OK, after lots of research via Google and Bell Canada, and some other cell phone carriers too, I found a way to possibly make a smartphone work for me. I was told the iPhone was the best for accessibility, but the iPhone (and other newer Android phones that also have built-in screen readers) only comes with an expensive plan I can't afford. Bell had one older Android smartphone that came with a basic voice plan, so after doing what research I could on the old fart I bit the bullet and got it.
As you can probably figure out from a couple of my previous posts, researching the accessibility of smartphones and other cell phones was in itself an exercise in frustration. The next step was to find a decent case for the little guy that would be reasonably shock resistant, easy for me to grip, and affordable on a low budget. While that wasn't easy for me either, I did find a really cheap ($5) TPU gel case on Amazon.ca from Skypillar that I thought might have some texturing on the sides for a better grip, and when I got it I wasn't disappointed. This case has a pretty good design and its material and texturing makes it easy to hang onto (beats the crap out of Bell's $20 gel case that was slippery and not-so-easy to hang onto). I modified my new case with some rubbery stick-on Braille dots and some rubbery, cushiony 3M grip tape to make it even more shock resistant and grippy, so my new case might look a little weird but it should protect my new old-fart from drops and bumps -- I hope.
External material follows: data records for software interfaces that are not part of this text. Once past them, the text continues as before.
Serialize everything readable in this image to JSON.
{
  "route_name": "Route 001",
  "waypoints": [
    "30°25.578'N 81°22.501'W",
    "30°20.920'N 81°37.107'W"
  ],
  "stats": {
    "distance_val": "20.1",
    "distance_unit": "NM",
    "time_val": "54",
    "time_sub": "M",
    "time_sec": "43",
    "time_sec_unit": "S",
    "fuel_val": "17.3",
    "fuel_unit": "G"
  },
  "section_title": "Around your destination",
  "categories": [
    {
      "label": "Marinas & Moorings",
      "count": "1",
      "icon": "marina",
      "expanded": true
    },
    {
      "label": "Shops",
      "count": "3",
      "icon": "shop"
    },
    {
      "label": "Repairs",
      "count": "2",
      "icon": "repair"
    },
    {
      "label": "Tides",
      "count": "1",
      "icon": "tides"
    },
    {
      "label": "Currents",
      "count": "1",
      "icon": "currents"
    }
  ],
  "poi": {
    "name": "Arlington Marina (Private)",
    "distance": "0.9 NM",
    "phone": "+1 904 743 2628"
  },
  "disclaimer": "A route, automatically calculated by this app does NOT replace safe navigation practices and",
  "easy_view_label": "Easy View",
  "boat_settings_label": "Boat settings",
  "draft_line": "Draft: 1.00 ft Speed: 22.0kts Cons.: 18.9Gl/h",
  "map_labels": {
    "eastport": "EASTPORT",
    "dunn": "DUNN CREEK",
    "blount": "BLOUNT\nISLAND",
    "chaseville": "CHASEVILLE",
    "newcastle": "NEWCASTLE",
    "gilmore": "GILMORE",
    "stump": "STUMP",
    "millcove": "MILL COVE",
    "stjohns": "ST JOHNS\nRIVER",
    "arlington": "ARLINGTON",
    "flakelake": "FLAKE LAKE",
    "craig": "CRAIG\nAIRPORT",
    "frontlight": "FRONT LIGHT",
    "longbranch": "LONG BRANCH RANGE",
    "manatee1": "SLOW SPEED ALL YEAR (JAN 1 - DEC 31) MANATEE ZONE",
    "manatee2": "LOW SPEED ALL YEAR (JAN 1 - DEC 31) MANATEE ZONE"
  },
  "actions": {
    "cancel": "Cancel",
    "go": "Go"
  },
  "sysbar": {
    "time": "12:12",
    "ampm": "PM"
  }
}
I also had to search for a portable Bluetooth keyboard that have concave keys (the kind that are shaped to your fingertips instead of flat), so I could actually type on my new phone reasonably well and as quickly as possible. Yes, this was another exercise in frustration, especially since it seems like all the cheaper Bluetooth keyboards have flat keys I can't type on (my fingers just go sliding off home row whenever I try to press any key that's not on home row). I was lucky I'd been able to save a little bit, because the keyboard I figured would work best for me was about $80, and that was only because I got a really good deal on it.
So the case works well, and the keyboard works pretty good too, now for the phone itself. When I got the phone almost 2 weeks ago I had the store staff turn on the screen reader for me, and then the fun started. Although the screen reader works pretty good a touch screen is still a touch screen, meaning it's hard to know what you're pressing until the screen reader decides to tell you what your finger's on - another exercise in frustration, as I expected, especially since the screen reader doesn't always decide to talk when you touch something. Also I have wide clumsy fingers that sometimes double-tap by accident or jerk away from what I want to tap, and that makes things even more interesting (well, interesting's one word for it anyway). But once I got it home (where hopefully no one could hear my constant cussing) I did manage to get it set up the way I wanted, and even managed to put a strap on the little sucker so I can wear it. Since then I've been learning tricks to make it work a little better. I'm lucky I have a little bit of sight, otherwise it would have been even more frustrating and tedious, if not altogether impossible. I spent the first week or more trying out and tweaking some basic stuff like the Contacts list, memos, texting, calling, and refining my settings. Once I got familiar with the device I went online with WiFi. I tried opening the web browser and accessing my GMail account. While the phone's GMail app's pretty accessible so far, I couldn't read anything on the web browser until I found out scripts had to be installed from the phone's Accessibility menu. Then it was doable, although not too easy. Even before then I'd been looking into apps that would make my phone more useful. I didn't want to get too many apps and clutter up my system, but I did get some good ones that were free. The best app I got was a talking compass, and a couple of the apps aren't usable for me yet because of either accessibility issues or some other software glitches.
Oh yeah, I forgot to tell you about the on-screen keyboard. It's just as frustrating and slow as I expected!!! I had no luck with the QWERTY keyboard, even in landscape mode, but luckily Samsung has a 3x4 keyboard that's kind of like the keypad on a regular phone. It's still really hard and slow to use, but I can get by with it if I have to. That's why I'm really glad I was able to get a decent Bluetooth keyboard that I can stick in my bag and take with me. I can't type very fast on a physical keyboard, but I still do way better with that than with the nasty on-screen keyboard.
My conclusion: I still want to strangle, punch and shoot whoever got the bright idea to design touch screens, and a few smacks upside his/her head would be pretty cathartic too. But at least there are options for making at least some smartphones usable for at least some things besides making a phone call. I'm hoping it'll get at least a little easier to use this thing and that the apps I downloaded and can't use yet will get updated to something I actually can use. But at least now when I'm out and waiting for the bus or occasionally having a coffee I can do something more productive than listen to my iPod.